Editorial

by Alex Apostolov, Editor-in-Chief

It is a Whole New World

The electric power industry is in the process of transition from protection relays with a limited exchange of binary signals between them to intelligent protection, automation and control systems based on exchange of data sets between multifunctional Intelligent Electronic Devices (IEDs) over communication networks. This requires a change in the mindset and the knowledge base of PAC specialists.

The goal of this issue of the PAC World magazine is to open a discussion on the many questions that this transition is raising. There is a lot of fear, and as usual the fear is of the unknown.
To a great extent this is due to the fact that communications in general and communication networks in particular are something new to most of the specialists in our industry.

At the same time they play a key role being in the center of any PAC system. Which leads to questions such as:

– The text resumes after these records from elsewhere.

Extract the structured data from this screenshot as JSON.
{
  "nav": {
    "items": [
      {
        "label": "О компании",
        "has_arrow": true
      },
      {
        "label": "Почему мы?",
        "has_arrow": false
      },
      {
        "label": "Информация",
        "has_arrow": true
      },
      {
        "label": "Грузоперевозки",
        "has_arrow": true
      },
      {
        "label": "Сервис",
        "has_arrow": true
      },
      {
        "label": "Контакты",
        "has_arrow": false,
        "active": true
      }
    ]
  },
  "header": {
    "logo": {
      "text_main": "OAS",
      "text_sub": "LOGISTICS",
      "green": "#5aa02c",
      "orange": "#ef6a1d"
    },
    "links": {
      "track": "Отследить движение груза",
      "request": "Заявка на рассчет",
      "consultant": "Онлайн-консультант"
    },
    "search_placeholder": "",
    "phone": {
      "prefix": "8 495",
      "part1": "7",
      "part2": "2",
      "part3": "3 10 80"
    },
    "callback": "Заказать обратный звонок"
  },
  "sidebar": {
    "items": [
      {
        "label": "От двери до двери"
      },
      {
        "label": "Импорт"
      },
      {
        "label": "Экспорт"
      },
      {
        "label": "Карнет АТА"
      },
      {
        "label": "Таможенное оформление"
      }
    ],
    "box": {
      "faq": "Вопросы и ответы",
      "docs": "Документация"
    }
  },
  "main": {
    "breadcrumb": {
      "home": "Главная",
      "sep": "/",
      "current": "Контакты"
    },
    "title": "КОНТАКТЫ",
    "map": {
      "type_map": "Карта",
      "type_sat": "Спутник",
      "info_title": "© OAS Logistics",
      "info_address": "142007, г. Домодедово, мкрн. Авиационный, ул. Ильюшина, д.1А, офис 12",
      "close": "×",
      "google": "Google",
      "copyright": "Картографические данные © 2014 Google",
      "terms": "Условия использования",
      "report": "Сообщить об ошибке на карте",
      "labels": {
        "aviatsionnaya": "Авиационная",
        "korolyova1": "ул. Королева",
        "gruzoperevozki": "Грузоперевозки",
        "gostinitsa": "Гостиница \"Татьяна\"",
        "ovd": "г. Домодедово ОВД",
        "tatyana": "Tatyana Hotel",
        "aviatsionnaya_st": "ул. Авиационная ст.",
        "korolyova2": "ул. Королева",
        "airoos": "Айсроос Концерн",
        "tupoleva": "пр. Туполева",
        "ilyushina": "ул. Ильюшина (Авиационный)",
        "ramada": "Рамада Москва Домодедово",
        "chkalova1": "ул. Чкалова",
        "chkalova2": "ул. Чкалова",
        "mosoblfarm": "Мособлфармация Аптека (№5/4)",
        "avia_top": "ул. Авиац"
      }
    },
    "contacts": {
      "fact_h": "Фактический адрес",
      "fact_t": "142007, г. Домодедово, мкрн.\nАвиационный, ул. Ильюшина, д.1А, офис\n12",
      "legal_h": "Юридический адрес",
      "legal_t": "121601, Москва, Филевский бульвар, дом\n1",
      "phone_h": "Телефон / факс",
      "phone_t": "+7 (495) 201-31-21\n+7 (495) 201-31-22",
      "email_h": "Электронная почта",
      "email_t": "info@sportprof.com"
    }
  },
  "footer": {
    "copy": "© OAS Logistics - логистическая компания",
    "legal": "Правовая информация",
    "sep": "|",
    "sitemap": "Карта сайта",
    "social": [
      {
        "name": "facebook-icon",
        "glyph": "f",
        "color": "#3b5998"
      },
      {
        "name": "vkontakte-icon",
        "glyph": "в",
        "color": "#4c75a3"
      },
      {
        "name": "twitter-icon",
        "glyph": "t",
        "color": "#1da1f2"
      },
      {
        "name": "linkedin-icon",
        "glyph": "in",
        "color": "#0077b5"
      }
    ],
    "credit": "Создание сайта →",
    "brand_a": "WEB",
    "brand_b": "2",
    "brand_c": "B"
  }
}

  • What technology should we use?
  • What network architecture should we use?
  • Will it meet the functional specification requirements?
  • Will it meet the performance requirements?
  • How reliable is it?
  • Is it protected from cyber attacks?

And there are many, many more questions that each of us can ask.

Our task will be much easier if we live in a simple world with an electric power grid like the one we had in the last century - a grid with a limited number of small, medium and large electric power stations connected to a transmission system delivering power to the users through a radial distribution system supplied only through the substation’s power transformers. Such a grid can reasonably be protected and controlled by devices with limited functionality and communications capabilities.
The price to pay for the large scale penetration of renewable resources at all levels of the electric power grid is that it changes dramatically the behavior of the system under normal and abnormal conditions and requires the use of distributed adaptive PAC systems.

Considering that we need to perform functions of different types and with different performance requirements, we need to develop a system that can meet them in the most efficient way. In the core of such efficient solutions is the communication network.
Developing a communication network is not a simple task. It can ensure that the system will be reliable and secure, while at the same time fast and efficient.

The articles in the magazine cover several important issues that need to be considered when designing, implementing or maintaining a communications based PAC system. They look at communications based digital substations, analyze the communication alternatives for a line differential protection, describe the use of routable IEC 61850 GOOSE messages or talk about the monitoring and testing of communication networks, 
They demonstrate that state-of-the-art communication technology can be used to meet any goals specified by the users of today’s PAC systems.

"A system is a network of interdependent components that work together to try to accomplish the aim of the system. A system must have an aim. Without the aim, there is no system."

W. Edwards Deming

 

Power. Flexible. Easergy.
BeijingSifang June 2016